# Task item:
Exclude the pictures and repeat all of the data exactly.

# Recorded information:
----------
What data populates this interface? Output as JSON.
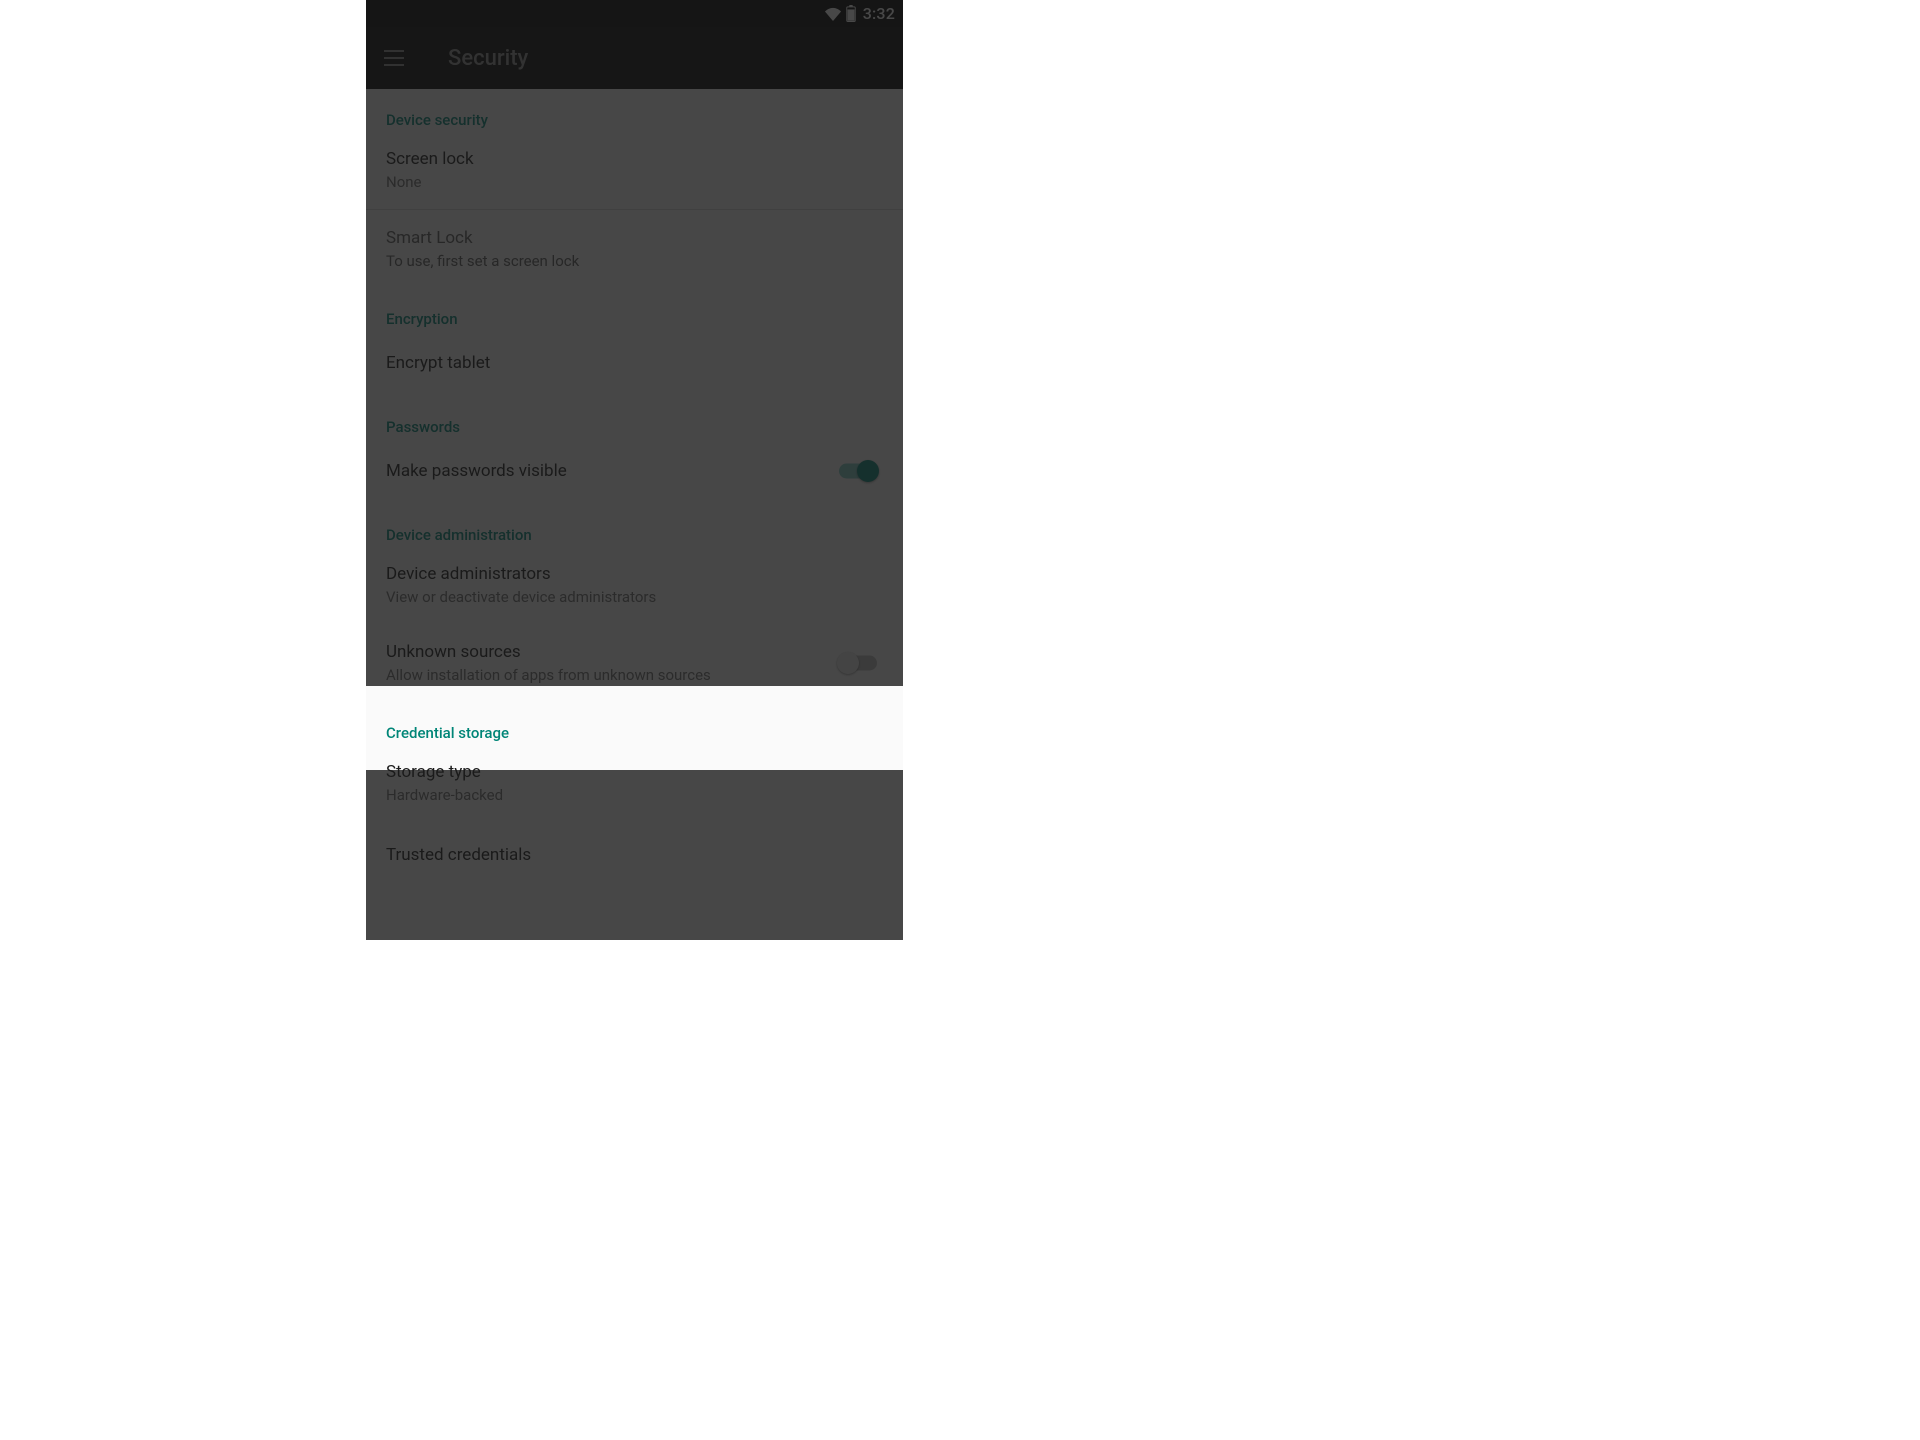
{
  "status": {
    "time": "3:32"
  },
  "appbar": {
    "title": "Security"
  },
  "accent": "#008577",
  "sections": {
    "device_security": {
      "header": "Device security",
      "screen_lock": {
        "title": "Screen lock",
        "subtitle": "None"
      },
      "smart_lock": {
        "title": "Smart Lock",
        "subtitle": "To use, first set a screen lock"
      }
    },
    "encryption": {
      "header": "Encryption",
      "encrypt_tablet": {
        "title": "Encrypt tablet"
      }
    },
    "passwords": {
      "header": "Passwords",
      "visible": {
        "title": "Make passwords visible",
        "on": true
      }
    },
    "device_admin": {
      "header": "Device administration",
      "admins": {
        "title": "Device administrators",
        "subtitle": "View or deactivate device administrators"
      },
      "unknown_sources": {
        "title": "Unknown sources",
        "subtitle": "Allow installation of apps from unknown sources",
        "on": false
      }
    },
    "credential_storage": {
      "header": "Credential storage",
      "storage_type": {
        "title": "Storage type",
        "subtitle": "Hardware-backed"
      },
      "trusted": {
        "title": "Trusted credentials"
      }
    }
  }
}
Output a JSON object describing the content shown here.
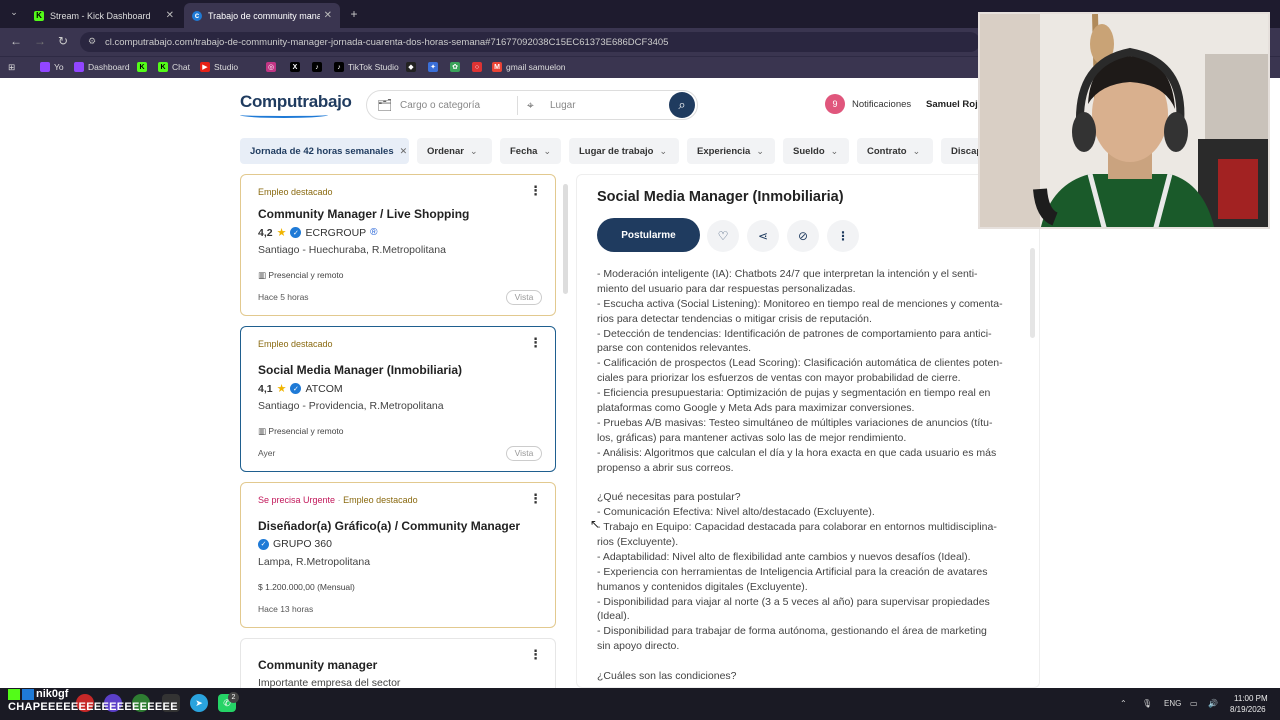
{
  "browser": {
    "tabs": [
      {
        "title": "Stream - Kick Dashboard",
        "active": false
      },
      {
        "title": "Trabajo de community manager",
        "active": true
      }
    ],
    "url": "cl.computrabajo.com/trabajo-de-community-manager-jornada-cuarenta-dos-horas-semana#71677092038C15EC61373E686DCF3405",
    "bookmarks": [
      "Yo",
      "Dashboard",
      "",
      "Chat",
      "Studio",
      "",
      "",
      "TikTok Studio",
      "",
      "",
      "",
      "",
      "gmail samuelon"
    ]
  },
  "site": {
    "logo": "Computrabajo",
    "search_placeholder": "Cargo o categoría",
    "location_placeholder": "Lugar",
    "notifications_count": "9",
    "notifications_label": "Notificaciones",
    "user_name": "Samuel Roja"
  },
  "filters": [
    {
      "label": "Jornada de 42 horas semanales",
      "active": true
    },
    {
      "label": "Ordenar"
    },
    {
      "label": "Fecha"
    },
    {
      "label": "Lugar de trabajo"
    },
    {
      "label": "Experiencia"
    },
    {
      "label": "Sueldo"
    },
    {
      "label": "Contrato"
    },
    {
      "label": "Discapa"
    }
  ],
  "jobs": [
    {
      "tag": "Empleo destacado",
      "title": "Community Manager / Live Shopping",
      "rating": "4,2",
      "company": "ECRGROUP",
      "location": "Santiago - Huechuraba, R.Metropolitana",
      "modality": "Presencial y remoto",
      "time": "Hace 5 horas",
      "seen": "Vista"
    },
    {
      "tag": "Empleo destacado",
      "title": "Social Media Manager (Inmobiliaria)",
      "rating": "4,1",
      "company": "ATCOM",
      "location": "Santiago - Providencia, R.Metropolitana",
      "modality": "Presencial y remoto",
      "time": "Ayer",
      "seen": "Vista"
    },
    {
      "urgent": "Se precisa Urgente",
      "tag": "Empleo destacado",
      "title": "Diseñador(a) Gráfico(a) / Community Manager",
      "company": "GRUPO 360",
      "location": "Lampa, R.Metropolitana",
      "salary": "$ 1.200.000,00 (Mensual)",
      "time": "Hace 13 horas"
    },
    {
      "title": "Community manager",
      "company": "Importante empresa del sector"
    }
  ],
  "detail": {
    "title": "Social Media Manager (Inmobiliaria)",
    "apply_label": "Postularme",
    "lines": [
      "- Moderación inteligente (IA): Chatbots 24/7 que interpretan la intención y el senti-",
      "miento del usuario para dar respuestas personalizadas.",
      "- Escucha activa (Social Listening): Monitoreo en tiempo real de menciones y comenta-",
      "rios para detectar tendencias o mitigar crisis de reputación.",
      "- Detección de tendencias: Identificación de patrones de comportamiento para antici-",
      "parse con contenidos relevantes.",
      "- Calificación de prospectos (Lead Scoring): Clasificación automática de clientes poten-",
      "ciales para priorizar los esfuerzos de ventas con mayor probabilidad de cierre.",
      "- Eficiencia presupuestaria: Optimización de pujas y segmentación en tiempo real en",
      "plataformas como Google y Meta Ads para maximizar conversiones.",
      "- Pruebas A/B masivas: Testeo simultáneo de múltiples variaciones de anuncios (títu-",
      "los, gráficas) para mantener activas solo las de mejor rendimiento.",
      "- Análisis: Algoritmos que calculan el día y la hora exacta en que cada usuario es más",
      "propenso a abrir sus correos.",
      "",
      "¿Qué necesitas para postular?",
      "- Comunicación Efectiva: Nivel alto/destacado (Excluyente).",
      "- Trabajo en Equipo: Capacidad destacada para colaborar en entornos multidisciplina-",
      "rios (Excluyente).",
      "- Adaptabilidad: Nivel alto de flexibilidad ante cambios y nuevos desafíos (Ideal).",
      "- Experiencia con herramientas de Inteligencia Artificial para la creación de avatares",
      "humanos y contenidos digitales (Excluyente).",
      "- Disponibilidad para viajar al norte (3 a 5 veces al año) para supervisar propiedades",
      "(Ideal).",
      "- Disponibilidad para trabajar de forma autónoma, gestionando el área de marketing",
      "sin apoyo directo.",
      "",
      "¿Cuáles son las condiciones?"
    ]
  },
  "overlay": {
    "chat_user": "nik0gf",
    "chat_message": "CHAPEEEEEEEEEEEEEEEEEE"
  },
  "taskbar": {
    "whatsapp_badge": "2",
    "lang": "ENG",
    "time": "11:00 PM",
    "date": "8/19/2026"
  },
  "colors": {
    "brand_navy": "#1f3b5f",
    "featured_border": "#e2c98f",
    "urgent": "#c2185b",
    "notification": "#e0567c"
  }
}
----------
# Solution to the exercise:
What data populates this interface? Output as JSON.
{
  "status": {
    "time": "3:32"
  },
  "appbar": {
    "title": "Security"
  },
  "accent": "#008577",
  "sections": {
    "device_security": {
      "header": "Device security",
      "screen_lock": {
        "title": "Screen lock",
        "subtitle": "None"
      },
      "smart_lock": {
        "title": "Smart Lock",
        "subtitle": "To use, first set a screen lock"
      }
    },
    "encryption": {
      "header": "Encryption",
      "encrypt_tablet": {
        "title": "Encrypt tablet"
      }
    },
    "passwords": {
      "header": "Passwords",
      "visible": {
        "title": "Make passwords visible",
        "on": true
      }
    },
    "device_admin": {
      "header": "Device administration",
      "admins": {
        "title": "Device administrators",
        "subtitle": "View or deactivate device administrators"
      },
      "unknown_sources": {
        "title": "Unknown sources",
        "subtitle": "Allow installation of apps from unknown sources",
        "on": false
      }
    },
    "credential_storage": {
      "header": "Credential storage",
      "storage_type": {
        "title": "Storage type",
        "subtitle": "Hardware-backed"
      },
      "trusted": {
        "title": "Trusted credentials"
      }
    }
  }
}
Output a JSON object describing the content shown here.
{
  "browser": {
    "tabs": [
      {
        "title": "Stream - Kick Dashboard",
        "active": false
      },
      {
        "title": "Trabajo de community manager",
        "active": true
      }
    ],
    "url": "cl.computrabajo.com/trabajo-de-community-manager-jornada-cuarenta-dos-horas-semana#71677092038C15EC61373E686DCF3405",
    "bookmarks": [
      "Yo",
      "Dashboard",
      "",
      "Chat",
      "Studio",
      "",
      "",
      "TikTok Studio",
      "",
      "",
      "",
      "",
      "gmail samuelon"
    ]
  },
  "site": {
    "logo": "Computrabajo",
    "search_placeholder": "Cargo o categoría",
    "location_placeholder": "Lugar",
    "notifications_count": "9",
    "notifications_label": "Notificaciones",
    "user_name": "Samuel Roja"
  },
  "filters": [
    {
      "label": "Jornada de 42 horas semanales",
      "active": true
    },
    {
      "label": "Ordenar"
    },
    {
      "label": "Fecha"
    },
    {
      "label": "Lugar de trabajo"
    },
    {
      "label": "Experiencia"
    },
    {
      "label": "Sueldo"
    },
    {
      "label": "Contrato"
    },
    {
      "label": "Discapa"
    }
  ],
  "jobs": [
    {
      "tag": "Empleo destacado",
      "title": "Community Manager / Live Shopping",
      "rating": "4,2",
      "company": "ECRGROUP",
      "location": "Santiago - Huechuraba, R.Metropolitana",
      "modality": "Presencial y remoto",
      "time": "Hace 5 horas",
      "seen": "Vista"
    },
    {
      "tag": "Empleo destacado",
      "title": "Social Media Manager (Inmobiliaria)",
      "rating": "4,1",
      "company": "ATCOM",
      "location": "Santiago - Providencia, R.Metropolitana",
      "modality": "Presencial y remoto",
      "time": "Ayer",
      "seen": "Vista"
    },
    {
      "urgent": "Se precisa Urgente",
      "tag": "Empleo destacado",
      "title": "Diseñador(a) Gráfico(a) / Community Manager",
      "company": "GRUPO 360",
      "location": "Lampa, R.Metropolitana",
      "salary": "$ 1.200.000,00 (Mensual)",
      "time": "Hace 13 horas"
    },
    {
      "title": "Community manager",
      "company": "Importante empresa del sector"
    }
  ],
  "detail": {
    "title": "Social Media Manager (Inmobiliaria)",
    "apply_label": "Postularme",
    "lines": [
      "- Moderación inteligente (IA): Chatbots 24/7 que interpretan la intención y el senti-",
      "miento del usuario para dar respuestas personalizadas.",
      "- Escucha activa (Social Listening): Monitoreo en tiempo real de menciones y comenta-",
      "rios para detectar tendencias o mitigar crisis de reputación.",
      "- Detección de tendencias: Identificación de patrones de comportamiento para antici-",
      "parse con contenidos relevantes.",
      "- Calificación de prospectos (Lead Scoring): Clasificación automática de clientes poten-",
      "ciales para priorizar los esfuerzos de ventas con mayor probabilidad de cierre.",
      "- Eficiencia presupuestaria: Optimización de pujas y segmentación en tiempo real en",
      "plataformas como Google y Meta Ads para maximizar conversiones.",
      "- Pruebas A/B masivas: Testeo simultáneo de múltiples variaciones de anuncios (títu-",
      "los, gráficas) para mantener activas solo las de mejor rendimiento.",
      "- Análisis: Algoritmos que calculan el día y la hora exacta en que cada usuario es más",
      "propenso a abrir sus correos.",
      "",
      "¿Qué necesitas para postular?",
      "- Comunicación Efectiva: Nivel alto/destacado (Excluyente).",
      "- Trabajo en Equipo: Capacidad destacada para colaborar en entornos multidisciplina-",
      "rios (Excluyente).",
      "- Adaptabilidad: Nivel alto de flexibilidad ante cambios y nuevos desafíos (Ideal).",
      "- Experiencia con herramientas de Inteligencia Artificial para la creación de avatares",
      "humanos y contenidos digitales (Excluyente).",
      "- Disponibilidad para viajar al norte (3 a 5 veces al año) para supervisar propiedades",
      "(Ideal).",
      "- Disponibilidad para trabajar de forma autónoma, gestionando el área de marketing",
      "sin apoyo directo.",
      "",
      "¿Cuáles son las condiciones?"
    ]
  },
  "overlay": {
    "chat_user": "nik0gf",
    "chat_message": "CHAPEEEEEEEEEEEEEEEEEE"
  },
  "taskbar": {
    "whatsapp_badge": "2",
    "lang": "ENG",
    "time": "11:00 PM",
    "date": "8/19/2026"
  },
  "colors": {
    "brand_navy": "#1f3b5f",
    "featured_border": "#e2c98f",
    "urgent": "#c2185b",
    "notification": "#e0567c"
  }
}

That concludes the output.